* [EXERCISE]:
In your reply, repeat every entry exactly and skip over each picture.
+ + + + +
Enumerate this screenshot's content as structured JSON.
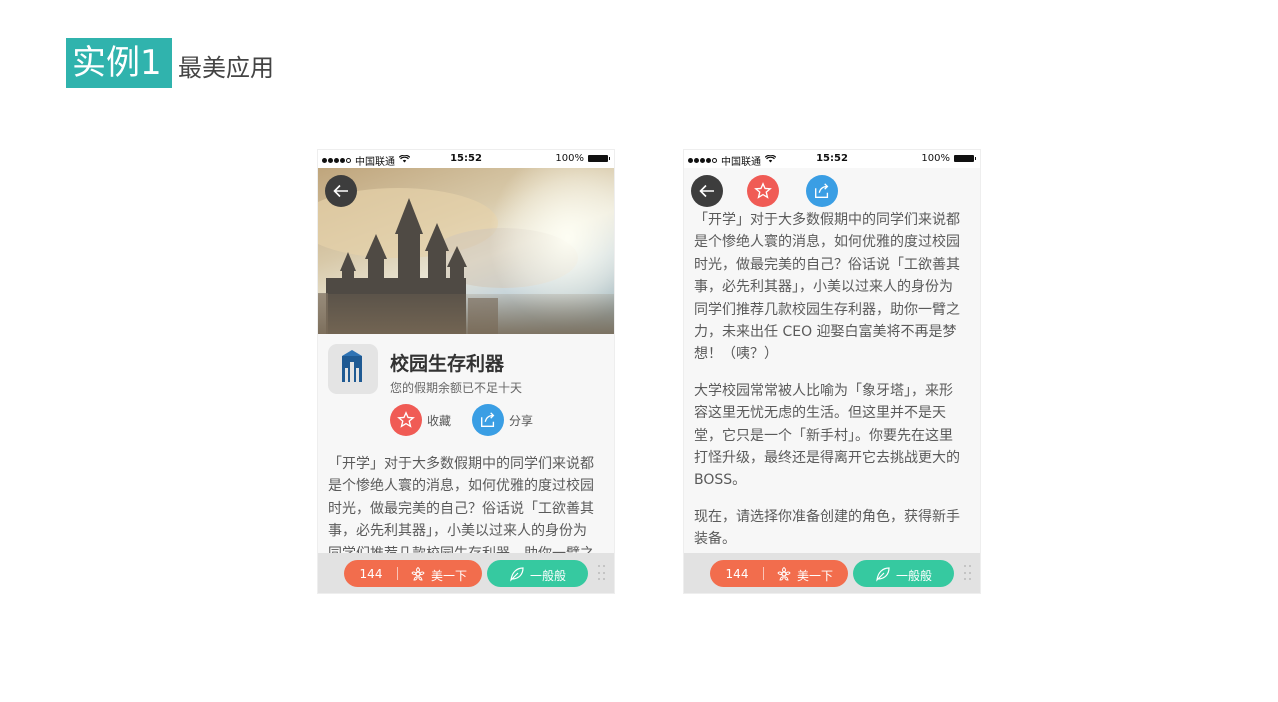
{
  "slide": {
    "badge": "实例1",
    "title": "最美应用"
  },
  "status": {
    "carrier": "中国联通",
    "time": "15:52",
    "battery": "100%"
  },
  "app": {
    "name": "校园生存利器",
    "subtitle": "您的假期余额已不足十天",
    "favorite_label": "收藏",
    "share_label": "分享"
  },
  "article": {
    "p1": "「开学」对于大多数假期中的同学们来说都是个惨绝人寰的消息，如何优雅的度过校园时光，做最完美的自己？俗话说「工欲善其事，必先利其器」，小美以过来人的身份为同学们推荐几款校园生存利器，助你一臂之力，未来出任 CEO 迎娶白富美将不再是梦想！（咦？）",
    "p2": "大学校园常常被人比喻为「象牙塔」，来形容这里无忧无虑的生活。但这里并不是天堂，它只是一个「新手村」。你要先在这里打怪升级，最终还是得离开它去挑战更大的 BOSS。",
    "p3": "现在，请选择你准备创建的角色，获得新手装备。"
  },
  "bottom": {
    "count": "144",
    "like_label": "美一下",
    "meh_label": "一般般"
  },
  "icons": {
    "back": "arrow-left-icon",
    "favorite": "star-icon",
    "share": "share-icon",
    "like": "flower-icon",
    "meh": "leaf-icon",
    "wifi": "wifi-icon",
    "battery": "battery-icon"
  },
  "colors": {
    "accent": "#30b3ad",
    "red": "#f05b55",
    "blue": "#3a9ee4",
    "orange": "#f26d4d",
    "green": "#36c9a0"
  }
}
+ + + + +
* [RESPONSE BOX]:
Enumerate this screenshot's content as structured JSON.
{
  "slide": {
    "badge": "实例1",
    "title": "最美应用"
  },
  "status": {
    "carrier": "中国联通",
    "time": "15:52",
    "battery": "100%"
  },
  "app": {
    "name": "校园生存利器",
    "subtitle": "您的假期余额已不足十天",
    "favorite_label": "收藏",
    "share_label": "分享"
  },
  "article": {
    "p1": "「开学」对于大多数假期中的同学们来说都是个惨绝人寰的消息，如何优雅的度过校园时光，做最完美的自己？俗话说「工欲善其事，必先利其器」，小美以过来人的身份为同学们推荐几款校园生存利器，助你一臂之力，未来出任 CEO 迎娶白富美将不再是梦想！（咦？）",
    "p2": "大学校园常常被人比喻为「象牙塔」，来形容这里无忧无虑的生活。但这里并不是天堂，它只是一个「新手村」。你要先在这里打怪升级，最终还是得离开它去挑战更大的 BOSS。",
    "p3": "现在，请选择你准备创建的角色，获得新手装备。"
  },
  "bottom": {
    "count": "144",
    "like_label": "美一下",
    "meh_label": "一般般"
  },
  "icons": {
    "back": "arrow-left-icon",
    "favorite": "star-icon",
    "share": "share-icon",
    "like": "flower-icon",
    "meh": "leaf-icon",
    "wifi": "wifi-icon",
    "battery": "battery-icon"
  },
  "colors": {
    "accent": "#30b3ad",
    "red": "#f05b55",
    "blue": "#3a9ee4",
    "orange": "#f26d4d",
    "green": "#36c9a0"
  }
}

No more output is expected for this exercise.